## [TASK ITEM]
Every line containing "Each" should be copied out. Go through the entries and find them.

::::::::

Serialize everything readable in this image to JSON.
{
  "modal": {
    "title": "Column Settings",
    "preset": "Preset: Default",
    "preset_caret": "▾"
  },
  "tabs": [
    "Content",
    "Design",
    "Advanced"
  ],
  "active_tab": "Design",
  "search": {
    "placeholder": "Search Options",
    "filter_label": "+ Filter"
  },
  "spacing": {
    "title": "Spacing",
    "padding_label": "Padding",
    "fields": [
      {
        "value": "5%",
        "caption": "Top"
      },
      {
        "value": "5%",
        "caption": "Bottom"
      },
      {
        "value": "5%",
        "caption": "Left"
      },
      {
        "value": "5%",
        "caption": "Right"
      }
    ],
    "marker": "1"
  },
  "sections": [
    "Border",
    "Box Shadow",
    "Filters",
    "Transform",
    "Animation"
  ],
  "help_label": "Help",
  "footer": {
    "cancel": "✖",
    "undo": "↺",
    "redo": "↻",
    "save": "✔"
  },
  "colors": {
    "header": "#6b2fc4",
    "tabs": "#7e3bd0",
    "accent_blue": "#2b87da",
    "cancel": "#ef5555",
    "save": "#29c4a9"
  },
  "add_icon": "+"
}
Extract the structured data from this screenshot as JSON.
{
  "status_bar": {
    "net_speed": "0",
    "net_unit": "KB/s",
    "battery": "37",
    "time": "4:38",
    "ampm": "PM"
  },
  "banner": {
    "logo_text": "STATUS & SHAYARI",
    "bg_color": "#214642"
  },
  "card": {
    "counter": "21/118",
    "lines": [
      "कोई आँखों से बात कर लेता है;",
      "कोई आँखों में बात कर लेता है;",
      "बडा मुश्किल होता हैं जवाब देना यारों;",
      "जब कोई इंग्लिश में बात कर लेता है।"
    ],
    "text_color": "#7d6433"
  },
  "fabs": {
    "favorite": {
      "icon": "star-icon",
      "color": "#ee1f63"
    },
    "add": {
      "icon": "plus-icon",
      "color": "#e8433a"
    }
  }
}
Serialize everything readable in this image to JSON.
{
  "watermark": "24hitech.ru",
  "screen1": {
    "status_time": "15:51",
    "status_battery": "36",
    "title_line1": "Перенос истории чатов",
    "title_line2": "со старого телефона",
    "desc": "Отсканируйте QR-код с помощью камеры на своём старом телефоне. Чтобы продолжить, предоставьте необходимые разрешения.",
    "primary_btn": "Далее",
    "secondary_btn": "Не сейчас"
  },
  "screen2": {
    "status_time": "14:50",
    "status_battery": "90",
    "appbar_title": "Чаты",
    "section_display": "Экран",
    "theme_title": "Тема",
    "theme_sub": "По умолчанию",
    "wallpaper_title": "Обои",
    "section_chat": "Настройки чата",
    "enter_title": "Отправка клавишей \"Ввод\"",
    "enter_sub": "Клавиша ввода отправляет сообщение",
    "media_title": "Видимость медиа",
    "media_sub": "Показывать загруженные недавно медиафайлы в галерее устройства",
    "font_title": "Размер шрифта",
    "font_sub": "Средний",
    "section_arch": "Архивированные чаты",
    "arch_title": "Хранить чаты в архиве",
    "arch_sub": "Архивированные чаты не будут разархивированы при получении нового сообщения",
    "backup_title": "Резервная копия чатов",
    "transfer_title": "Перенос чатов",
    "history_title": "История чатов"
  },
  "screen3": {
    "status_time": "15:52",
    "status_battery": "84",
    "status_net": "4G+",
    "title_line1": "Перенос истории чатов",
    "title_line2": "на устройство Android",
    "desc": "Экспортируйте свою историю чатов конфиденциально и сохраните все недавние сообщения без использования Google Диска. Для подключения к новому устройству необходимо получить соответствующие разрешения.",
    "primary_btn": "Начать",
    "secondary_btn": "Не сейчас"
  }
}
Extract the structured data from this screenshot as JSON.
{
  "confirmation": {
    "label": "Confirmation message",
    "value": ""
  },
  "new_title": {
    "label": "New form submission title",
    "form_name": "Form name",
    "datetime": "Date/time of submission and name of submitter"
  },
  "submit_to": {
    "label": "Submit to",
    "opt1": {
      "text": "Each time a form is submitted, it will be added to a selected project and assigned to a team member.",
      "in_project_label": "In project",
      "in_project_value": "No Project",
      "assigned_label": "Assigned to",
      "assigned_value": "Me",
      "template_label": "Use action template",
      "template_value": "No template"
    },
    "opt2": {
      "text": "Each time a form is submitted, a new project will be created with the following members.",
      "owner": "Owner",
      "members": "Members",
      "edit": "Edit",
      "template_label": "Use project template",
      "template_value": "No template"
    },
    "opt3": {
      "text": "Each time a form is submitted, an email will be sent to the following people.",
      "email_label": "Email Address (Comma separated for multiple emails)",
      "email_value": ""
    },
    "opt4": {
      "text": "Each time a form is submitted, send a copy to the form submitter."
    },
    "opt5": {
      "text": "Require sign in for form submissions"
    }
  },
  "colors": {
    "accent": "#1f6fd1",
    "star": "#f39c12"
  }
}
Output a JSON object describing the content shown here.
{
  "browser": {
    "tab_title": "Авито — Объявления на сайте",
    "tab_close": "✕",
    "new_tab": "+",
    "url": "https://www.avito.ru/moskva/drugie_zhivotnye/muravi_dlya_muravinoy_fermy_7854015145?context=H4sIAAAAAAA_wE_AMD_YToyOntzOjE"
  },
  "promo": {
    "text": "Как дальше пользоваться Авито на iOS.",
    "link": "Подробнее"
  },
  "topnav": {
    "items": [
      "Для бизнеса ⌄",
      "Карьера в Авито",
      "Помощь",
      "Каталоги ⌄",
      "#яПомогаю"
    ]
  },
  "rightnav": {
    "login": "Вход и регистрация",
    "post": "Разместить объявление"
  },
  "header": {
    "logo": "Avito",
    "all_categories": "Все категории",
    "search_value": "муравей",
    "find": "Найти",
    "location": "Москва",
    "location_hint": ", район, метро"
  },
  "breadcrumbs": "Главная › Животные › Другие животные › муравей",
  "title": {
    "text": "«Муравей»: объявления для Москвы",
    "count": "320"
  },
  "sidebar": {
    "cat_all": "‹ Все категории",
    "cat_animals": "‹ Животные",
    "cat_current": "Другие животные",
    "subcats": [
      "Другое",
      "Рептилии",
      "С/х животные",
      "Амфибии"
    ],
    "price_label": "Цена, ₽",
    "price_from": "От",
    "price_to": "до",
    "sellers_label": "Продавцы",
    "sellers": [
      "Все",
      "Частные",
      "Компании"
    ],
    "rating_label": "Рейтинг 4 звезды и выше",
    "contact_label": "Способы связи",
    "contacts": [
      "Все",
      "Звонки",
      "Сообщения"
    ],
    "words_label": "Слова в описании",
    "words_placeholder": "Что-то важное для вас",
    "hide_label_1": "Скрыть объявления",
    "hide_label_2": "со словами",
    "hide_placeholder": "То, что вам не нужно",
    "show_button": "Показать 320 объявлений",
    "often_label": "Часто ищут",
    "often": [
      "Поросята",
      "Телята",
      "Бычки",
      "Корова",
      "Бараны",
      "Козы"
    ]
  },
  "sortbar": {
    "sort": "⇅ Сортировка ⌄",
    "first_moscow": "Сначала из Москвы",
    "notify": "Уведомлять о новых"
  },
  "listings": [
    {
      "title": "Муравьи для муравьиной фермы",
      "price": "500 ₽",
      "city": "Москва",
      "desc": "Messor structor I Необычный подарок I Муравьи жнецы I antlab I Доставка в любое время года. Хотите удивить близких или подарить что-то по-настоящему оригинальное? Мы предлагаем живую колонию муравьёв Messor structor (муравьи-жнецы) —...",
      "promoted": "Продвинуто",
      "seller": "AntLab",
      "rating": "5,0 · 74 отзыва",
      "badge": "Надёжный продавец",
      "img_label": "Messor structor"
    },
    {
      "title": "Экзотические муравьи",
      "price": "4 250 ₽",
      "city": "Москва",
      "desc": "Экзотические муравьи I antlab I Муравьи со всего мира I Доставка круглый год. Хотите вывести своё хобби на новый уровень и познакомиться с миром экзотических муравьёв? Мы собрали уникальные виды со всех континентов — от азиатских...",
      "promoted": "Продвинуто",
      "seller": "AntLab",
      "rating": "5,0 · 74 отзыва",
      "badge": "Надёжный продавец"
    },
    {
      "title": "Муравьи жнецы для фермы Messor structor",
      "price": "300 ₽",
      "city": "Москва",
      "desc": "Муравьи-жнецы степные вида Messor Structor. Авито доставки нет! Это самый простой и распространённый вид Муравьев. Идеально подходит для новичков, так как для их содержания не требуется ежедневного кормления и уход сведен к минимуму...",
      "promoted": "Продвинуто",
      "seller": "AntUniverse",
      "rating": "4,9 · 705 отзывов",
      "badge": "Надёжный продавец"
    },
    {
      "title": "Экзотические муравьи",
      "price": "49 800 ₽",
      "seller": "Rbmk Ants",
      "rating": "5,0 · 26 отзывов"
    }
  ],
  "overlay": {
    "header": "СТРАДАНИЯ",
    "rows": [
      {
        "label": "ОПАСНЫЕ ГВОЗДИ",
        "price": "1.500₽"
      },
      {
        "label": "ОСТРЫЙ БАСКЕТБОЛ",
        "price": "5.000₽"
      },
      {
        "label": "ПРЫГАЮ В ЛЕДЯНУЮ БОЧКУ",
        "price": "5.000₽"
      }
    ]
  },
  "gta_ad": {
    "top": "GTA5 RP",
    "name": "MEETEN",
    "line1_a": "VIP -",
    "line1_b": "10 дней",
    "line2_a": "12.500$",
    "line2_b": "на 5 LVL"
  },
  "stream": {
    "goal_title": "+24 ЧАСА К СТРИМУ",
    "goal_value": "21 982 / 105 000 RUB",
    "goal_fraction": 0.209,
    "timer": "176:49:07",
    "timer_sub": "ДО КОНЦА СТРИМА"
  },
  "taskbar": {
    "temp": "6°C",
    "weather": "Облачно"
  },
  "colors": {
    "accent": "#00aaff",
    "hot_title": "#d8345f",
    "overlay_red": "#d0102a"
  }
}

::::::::

## [TASK SOLUTION]
      "text": "Each time a form is submitted, it will be added to a selected project and assigned to a team member.",
      "text": "Each time a form is submitted, a new project will be created with the following members.",
      "text": "Each time a form is submitted, an email will be sent to the following people.",
      "text": "Each time a form is submitted, send a copy to the form submitter."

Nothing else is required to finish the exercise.